Most states, including Kentucky, have a good Samaritan or immunity law that protects those who seek emergency help for themselves or others who are suffering a drug overdose. Typically, these laws involve charges for possession of illegal drugs or drug paraphernalia found at the scene of an overdose.
These laws have been enacted to help reduce the alarming rate of fatal overdoses in this country. Medical and emergency professionals have made the case that many of these could be prevented if people weren’t afraid to call for help out of fear of arrest.

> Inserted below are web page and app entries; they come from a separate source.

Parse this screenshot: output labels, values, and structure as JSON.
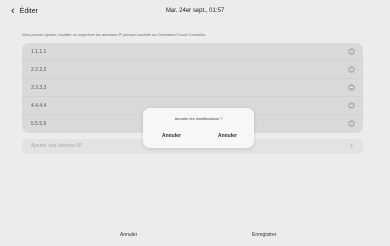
{
  "header": {
    "back_icon": "chevron-left-icon",
    "back_label": "Éditer",
    "title": "Mar. 24er sept., 01:57"
  },
  "description": "Vous pouvez ajouter, modifier ou supprimer les adresses IP pouvant accéder au Centralized Touch Controller.",
  "ip_list": [
    {
      "address": "1.1.1.1"
    },
    {
      "address": "2.2.2.2"
    },
    {
      "address": "3.3.3.3"
    },
    {
      "address": "4.4.4.4"
    },
    {
      "address": "5.5.5.5"
    }
  ],
  "add_ip": {
    "placeholder": "Ajouter une adresse IP",
    "icon": "plus-icon"
  },
  "footer": {
    "cancel_label": "Annuler",
    "save_label": "Enregistrer"
  },
  "dialog": {
    "message": "Annuler les modifications ?",
    "button_1": "Annuler",
    "button_2": "Annuler"
  }
}
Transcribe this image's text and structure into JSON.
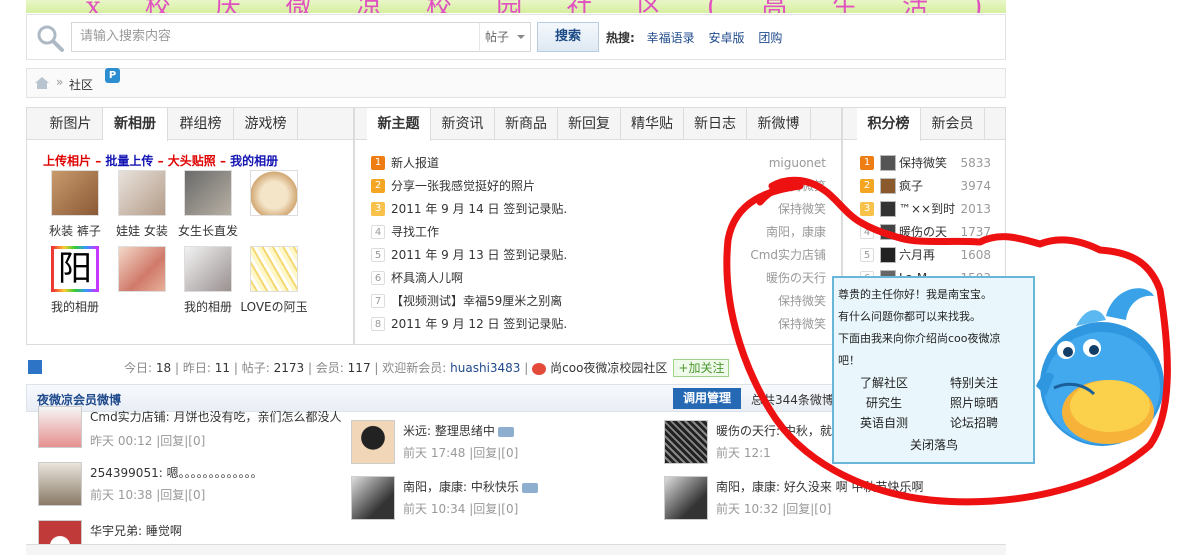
{
  "banner": {
    "text": "ⅹ 校 庆 微 凉 校 园 社 区 ( 高 生 活 )"
  },
  "search": {
    "placeholder": "请输入搜索内容",
    "scope": "帖子",
    "button": "搜索",
    "hot_label": "热搜:",
    "hot_links": [
      "幸福语录",
      "安卓版",
      "团购"
    ]
  },
  "breadcrumb": {
    "sep": "»",
    "current": "社区"
  },
  "left_panel": {
    "tabs": [
      "新图片",
      "新相册",
      "群组榜",
      "游戏榜"
    ],
    "active_tab": 1,
    "upload_links": [
      "上传相片",
      "批量上传",
      "大头贴照",
      "我的相册"
    ],
    "albums": [
      "秋装 裤子",
      "娃娃 女装",
      "女生长直发",
      "",
      "我的相册",
      "",
      "我的相册",
      "LOVEの阿玉"
    ]
  },
  "mid_panel": {
    "tabs": [
      "新主题",
      "新资讯",
      "新商品",
      "新回复",
      "精华贴",
      "新日志",
      "新微博"
    ],
    "active_tab": 0,
    "topics": [
      {
        "rank": "1",
        "title": "新人报道",
        "author": "miguonet"
      },
      {
        "rank": "2",
        "title": "分享一张我感觉挺好的照片",
        "author": "保持微笑"
      },
      {
        "rank": "3",
        "title": "2011 年 9 月 14 日 签到记录贴.",
        "author": "保持微笑"
      },
      {
        "rank": "4",
        "title": "寻找工作",
        "author": "南阳，康康"
      },
      {
        "rank": "5",
        "title": "2011 年 9 月 13 日 签到记录贴.",
        "author": "Cmd实力店铺"
      },
      {
        "rank": "6",
        "title": "杯具滴人儿啊",
        "author": "暖伤の天行"
      },
      {
        "rank": "7",
        "title": "【视频测试】幸福59厘米之别离",
        "author": "保持微笑"
      },
      {
        "rank": "8",
        "title": "2011 年 9 月 12 日 签到记录贴.",
        "author": "保持微笑"
      }
    ]
  },
  "right_panel": {
    "tabs": [
      "积分榜",
      "新会员"
    ],
    "active_tab": 0,
    "scores": [
      {
        "rank": "1",
        "name": "保持微笑",
        "score": "5833"
      },
      {
        "rank": "2",
        "name": "疯子",
        "score": "3974"
      },
      {
        "rank": "3",
        "name": "™××到时",
        "score": "2013"
      },
      {
        "rank": "4",
        "name": "暖伤の天",
        "score": "1737"
      },
      {
        "rank": "5",
        "name": "六月再",
        "score": "1608"
      },
      {
        "rank": "6",
        "name": "La M",
        "score": "1503"
      }
    ]
  },
  "stats": {
    "today_label": "今日:",
    "today": "18",
    "yesterday_label": "昨日:",
    "yesterday": "11",
    "posts_label": "帖子:",
    "posts": "2173",
    "members_label": "会员:",
    "members": "117",
    "welcome": "欢迎新会员:",
    "new_member": "huashi3483",
    "weibo_name": "尚coo夜微凉校园社区",
    "follow": "+加关注"
  },
  "weibo": {
    "title": "夜微凉会员微博",
    "manage": "调用管理",
    "total": "总共344条微博",
    "items": [
      {
        "text": "Cmd实力店铺: 月饼也没有吃，亲们怎么都没人",
        "meta": "昨天 00:12 |回复|[0]"
      },
      {
        "text": "254399051: 嗯。。。。。。。。。。。。。",
        "meta": "前天 10:38 |回复|[0]"
      },
      {
        "text": "华宇兄弟: 睡觉啊",
        "meta": ""
      },
      {
        "text": "米远: 整理思绪中",
        "meta": "前天 17:48 |回复|[0]"
      },
      {
        "text": "南阳，康康: 中秋快乐",
        "meta": "前天 10:34 |回复|[0]"
      },
      {
        "text": "暖伤の天行: 中秋，就",
        "meta": "前天 12:1"
      },
      {
        "text": "南阳，康康: 好久没来 啊   中秋节快乐啊",
        "meta": "前天 10:32 |回复|[0]"
      }
    ]
  },
  "robot": {
    "lines": [
      "尊贵的主任你好！我是南宝宝。",
      "有什么问题你都可以来找我。",
      "下面由我来向你介绍尚coo夜微凉",
      "吧！"
    ],
    "links": [
      "了解社区",
      "特别关注",
      "研究生",
      "照片晾晒",
      "英语自测",
      "论坛招聘"
    ],
    "close": "关闭落鸟"
  },
  "colors": {
    "accent": "#2569b5",
    "link": "#1f4a8c",
    "annotation": "#ee1111",
    "bubble_border": "#68b6d9"
  }
}
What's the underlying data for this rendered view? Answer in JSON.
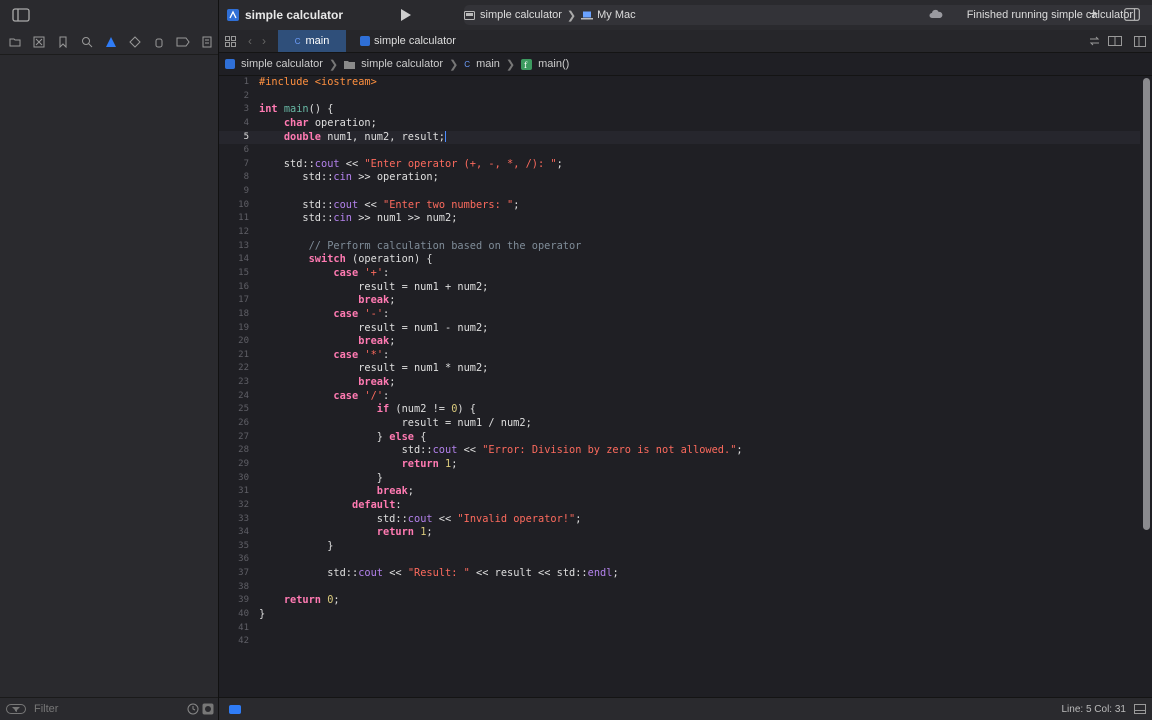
{
  "window": {
    "project_title": "simple calculator"
  },
  "toolbar": {
    "scheme_name": "simple calculator",
    "destination": "My Mac",
    "status": "Finished running simple calculator",
    "add_symbol": "+"
  },
  "tabs": [
    {
      "label": "main",
      "active": true
    },
    {
      "label": "simple calculator",
      "active": false
    }
  ],
  "breadcrumb": [
    "simple calculator",
    "simple calculator",
    "main",
    "main()"
  ],
  "sidebar": {
    "filter_placeholder": "Filter"
  },
  "code_lines": [
    [
      [
        "pp",
        "#include <iostream>"
      ]
    ],
    [],
    [
      [
        "kw",
        "int"
      ],
      [
        "code",
        " "
      ],
      [
        "fn",
        "main"
      ],
      [
        "code",
        "() {"
      ]
    ],
    [
      [
        "code",
        "    "
      ],
      [
        "kw",
        "char"
      ],
      [
        "code",
        " operation;"
      ]
    ],
    [
      [
        "code",
        "    "
      ],
      [
        "kw",
        "double"
      ],
      [
        "code",
        " num1, num2, result;"
      ]
    ],
    [],
    [
      [
        "code",
        "    std::"
      ],
      [
        "lib",
        "cout"
      ],
      [
        "code",
        " << "
      ],
      [
        "str",
        "\"Enter operator (+, -, *, /): \""
      ],
      [
        "code",
        ";"
      ]
    ],
    [
      [
        "code",
        "       std::"
      ],
      [
        "lib",
        "cin"
      ],
      [
        "code",
        " >> operation;"
      ]
    ],
    [],
    [
      [
        "code",
        "       std::"
      ],
      [
        "lib",
        "cout"
      ],
      [
        "code",
        " << "
      ],
      [
        "str",
        "\"Enter two numbers: \""
      ],
      [
        "code",
        ";"
      ]
    ],
    [
      [
        "code",
        "       std::"
      ],
      [
        "lib",
        "cin"
      ],
      [
        "code",
        " >> num1 >> num2;"
      ]
    ],
    [],
    [
      [
        "code",
        "        "
      ],
      [
        "cm",
        "// Perform calculation based on the operator"
      ]
    ],
    [
      [
        "code",
        "        "
      ],
      [
        "kw",
        "switch"
      ],
      [
        "code",
        " (operation) {"
      ]
    ],
    [
      [
        "code",
        "            "
      ],
      [
        "kw",
        "case"
      ],
      [
        "code",
        " "
      ],
      [
        "str",
        "'+'"
      ],
      [
        "code",
        ":"
      ]
    ],
    [
      [
        "code",
        "                result = num1 + num2;"
      ]
    ],
    [
      [
        "code",
        "                "
      ],
      [
        "kw",
        "break"
      ],
      [
        "code",
        ";"
      ]
    ],
    [
      [
        "code",
        "            "
      ],
      [
        "kw",
        "case"
      ],
      [
        "code",
        " "
      ],
      [
        "str",
        "'-'"
      ],
      [
        "code",
        ":"
      ]
    ],
    [
      [
        "code",
        "                result = num1 - num2;"
      ]
    ],
    [
      [
        "code",
        "                "
      ],
      [
        "kw",
        "break"
      ],
      [
        "code",
        ";"
      ]
    ],
    [
      [
        "code",
        "            "
      ],
      [
        "kw",
        "case"
      ],
      [
        "code",
        " "
      ],
      [
        "str",
        "'*'"
      ],
      [
        "code",
        ":"
      ]
    ],
    [
      [
        "code",
        "                result = num1 * num2;"
      ]
    ],
    [
      [
        "code",
        "                "
      ],
      [
        "kw",
        "break"
      ],
      [
        "code",
        ";"
      ]
    ],
    [
      [
        "code",
        "            "
      ],
      [
        "kw",
        "case"
      ],
      [
        "code",
        " "
      ],
      [
        "str",
        "'/'"
      ],
      [
        "code",
        ":"
      ]
    ],
    [
      [
        "code",
        "                   "
      ],
      [
        "kw",
        "if"
      ],
      [
        "code",
        " (num2 != "
      ],
      [
        "num",
        "0"
      ],
      [
        "code",
        ") {"
      ]
    ],
    [
      [
        "code",
        "                       result = num1 / num2;"
      ]
    ],
    [
      [
        "code",
        "                   } "
      ],
      [
        "kw",
        "else"
      ],
      [
        "code",
        " {"
      ]
    ],
    [
      [
        "code",
        "                       std::"
      ],
      [
        "lib",
        "cout"
      ],
      [
        "code",
        " << "
      ],
      [
        "str",
        "\"Error: Division by zero is not allowed.\""
      ],
      [
        "code",
        ";"
      ]
    ],
    [
      [
        "code",
        "                       "
      ],
      [
        "kw",
        "return"
      ],
      [
        "code",
        " "
      ],
      [
        "num",
        "1"
      ],
      [
        "code",
        ";"
      ]
    ],
    [
      [
        "code",
        "                   }"
      ]
    ],
    [
      [
        "code",
        "                   "
      ],
      [
        "kw",
        "break"
      ],
      [
        "code",
        ";"
      ]
    ],
    [
      [
        "code",
        "               "
      ],
      [
        "kw",
        "default"
      ],
      [
        "code",
        ":"
      ]
    ],
    [
      [
        "code",
        "                   std::"
      ],
      [
        "lib",
        "cout"
      ],
      [
        "code",
        " << "
      ],
      [
        "str",
        "\"Invalid operator!\""
      ],
      [
        "code",
        ";"
      ]
    ],
    [
      [
        "code",
        "                   "
      ],
      [
        "kw",
        "return"
      ],
      [
        "code",
        " "
      ],
      [
        "num",
        "1"
      ],
      [
        "code",
        ";"
      ]
    ],
    [
      [
        "code",
        "           }"
      ]
    ],
    [],
    [
      [
        "code",
        "           std::"
      ],
      [
        "lib",
        "cout"
      ],
      [
        "code",
        " << "
      ],
      [
        "str",
        "\"Result: \""
      ],
      [
        "code",
        " << result << std::"
      ],
      [
        "lib",
        "endl"
      ],
      [
        "code",
        ";"
      ]
    ],
    [],
    [
      [
        "code",
        "    "
      ],
      [
        "kw",
        "return"
      ],
      [
        "code",
        " "
      ],
      [
        "num",
        "0"
      ],
      [
        "code",
        ";"
      ]
    ],
    [
      [
        "code",
        "}"
      ]
    ],
    [],
    []
  ],
  "cursor_line": 5,
  "status_bar": {
    "position": "Line: 5  Col: 31"
  }
}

The Kentucky good Samaritan law, which was enacted in 2015, applies to those who make a “good faith” effort to get medical assistance for someone they believe is suffering an overdose. They need to remain on the scene until help arrives.
The law doesn’t apply if someone notifies law enforcement of a suspected overdose during an arrest or lawful search. It also doesn’t apply to any other criminal activity, including drug-related activity, outside of the scene of the suspected overdose.
The Kentucky Supreme Court ruling that narrowed the law
Last year, the Kentucky Supreme Court ruled in two cases of people who challenged their arrests, claiming they were protected under this law. The court’s ruling narrowed the scope of the law because it stated that for a person to qualify for immunity, they don’t have to be correct that a person had overdosed. However, they at least must have a reasonable belief that a person has overdosed (as opposed, for example, to passing out or falling asleep).
Anyone’s first responsibility to any situation where they believe someone has suffered a medical emergency needs to be getting them help rather than worrying about the legal consequences to themselves. If you or a loved one is facing criminal charges for which you believe this immunity law applies, it’s important to seek legal guidance to help ensure that your rights are protected.